Plant-Based Diets: Thrive without animal products or processed foods
Years ago, when Beth Ann Reichbach became fed up with feeling unhealthy, she turned to a plant-based diet to get her health back on track. She gave up all animal products and took it a step further and avoided all processed food, artificial food, refined flour, added fat and added sugar. Reichbach, who is a registered nurse with the Medical University of South Carolina's Adult Emergency Department, credits her change in diet and adding weight training, hiking and hot yoga to helping her lose 60 pounds.
"My experience has taught me that a whole food plant-based diet protects my health and my energy. I have never been healthier or felt as good as I do now," Reichbach said. "My philosophy is to keep an open mind and be receptive to the thought that my long-held beliefs may not be correct."
Like Reichbach, more and more people are adopting plant-based diets for a number of reasons. Believers say that eschewing animal products gives them better health, a better quality of life, reduces their carbon footprint – not to mention their karmic footprint, since the lifestyle does less harm to animals and the environment, too – and then some.
But what, exactly, does it mean to follow a plant-based diet? There is so much information out there about so many different types of diets it can be overwhelming to sort it all out – and even more daunting to put it into practice.
It doesn't have to be complicated, said Reichbach. As a rule of thumb, people who follow a whole food plant-based diet simply look for foods that have as few ingredients on the label as possible. Or better yet, no label at all!
"When I teach people transitioning to WFPB, I suggest they stick to prepared foods where the label lists five ingredients or less, then three and ultimately one," Reichbach said. "Eat the olive, not the olive oil!"
Kristi Ried-Barton, a nutrition and life coach and the director of It'sYoga! Studio in Greenville, agreed. Ried-Barton approaches nutrition through the lens of Ayurveda, the ancient Indian science that helps people find balance and optimal health through nutrition and self-care practices.
"You want to eat things that are organic and that are as close to their most natural state as you can," she said. "Instead of having a muffin that has carrots and raisins in it, why don't you just have carrots and another vegetable?"

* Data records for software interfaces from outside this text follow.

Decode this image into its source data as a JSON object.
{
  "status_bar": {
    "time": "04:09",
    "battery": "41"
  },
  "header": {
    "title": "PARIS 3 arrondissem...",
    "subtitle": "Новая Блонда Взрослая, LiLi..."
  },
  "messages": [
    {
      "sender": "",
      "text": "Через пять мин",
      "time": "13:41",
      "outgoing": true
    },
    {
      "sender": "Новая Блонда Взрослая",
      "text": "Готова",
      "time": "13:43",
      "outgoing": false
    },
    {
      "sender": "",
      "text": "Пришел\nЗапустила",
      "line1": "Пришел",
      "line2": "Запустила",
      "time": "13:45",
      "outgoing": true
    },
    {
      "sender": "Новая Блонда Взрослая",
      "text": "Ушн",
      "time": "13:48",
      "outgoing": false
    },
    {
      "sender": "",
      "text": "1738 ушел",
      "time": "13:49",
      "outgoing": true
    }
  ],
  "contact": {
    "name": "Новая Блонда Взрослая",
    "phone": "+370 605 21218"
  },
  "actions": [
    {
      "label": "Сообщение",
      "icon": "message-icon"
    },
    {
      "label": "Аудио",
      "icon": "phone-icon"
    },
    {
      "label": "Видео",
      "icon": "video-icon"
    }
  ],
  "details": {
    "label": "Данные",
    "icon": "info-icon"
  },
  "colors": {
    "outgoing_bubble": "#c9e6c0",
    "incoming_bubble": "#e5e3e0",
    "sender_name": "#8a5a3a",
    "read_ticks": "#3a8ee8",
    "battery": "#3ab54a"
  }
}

Ried-Barton said she sees many people whose systems are overwhelmed by the animal products and processed foods in their systems. In other words, their digestion and elimination systems aren't working the way they should because their bodies can't digest chemicals and meat well. "People should have about three bowel movements a day," she said. "So if they're not, it's a sign that something isn't balanced."
Ayurveda is also about slowing down, enjoying your food and eating what you need to bring your body into balance based on what's going on with the seasons, stresses in your life and so many other variables. It might take more time to plan and prepare your own meals to avoid processed foods, but it's worth the effort.
"Our society is fast-paced, and we don't give enough credence to our health, which is the most important thing – without our health, we don't have anything and can't do the things that give us the most satisfaction in our lives," she said.
The Cancer Connection
A few years after Reichbach switched to a plant-based diet, she discovered a lump on her breast and was diagnosed with Stage 2C breast cancer. She believes her diet played a positive role in her recovery.
"I believe I recovered well, in part because of my lifestyle," Reichbach said. "My recovery post-treatment is a strong personal testimony to the lifesaving benefits of this way of eating."
As a nurse and a cancer survivor, Reichbach feels strongly that this way of eating would prevent many of the illnesses that people face, including some types of cancer.
There's plenty of research to back up the claim, too. The International Agency for Research on Cancer recently classified processed meat as a Group 1 carcinogen, putting it into the same category as tobacco and diesel fumes. Processed meats cause colorectal and stomach cancer. Red meat is a 2A carcinogen, which is linked to prostate, pancreatic and colorectal cancer.
"I believe we all would be healthier if we ate more plants, less processed food and less animal products," Reichbach concluded.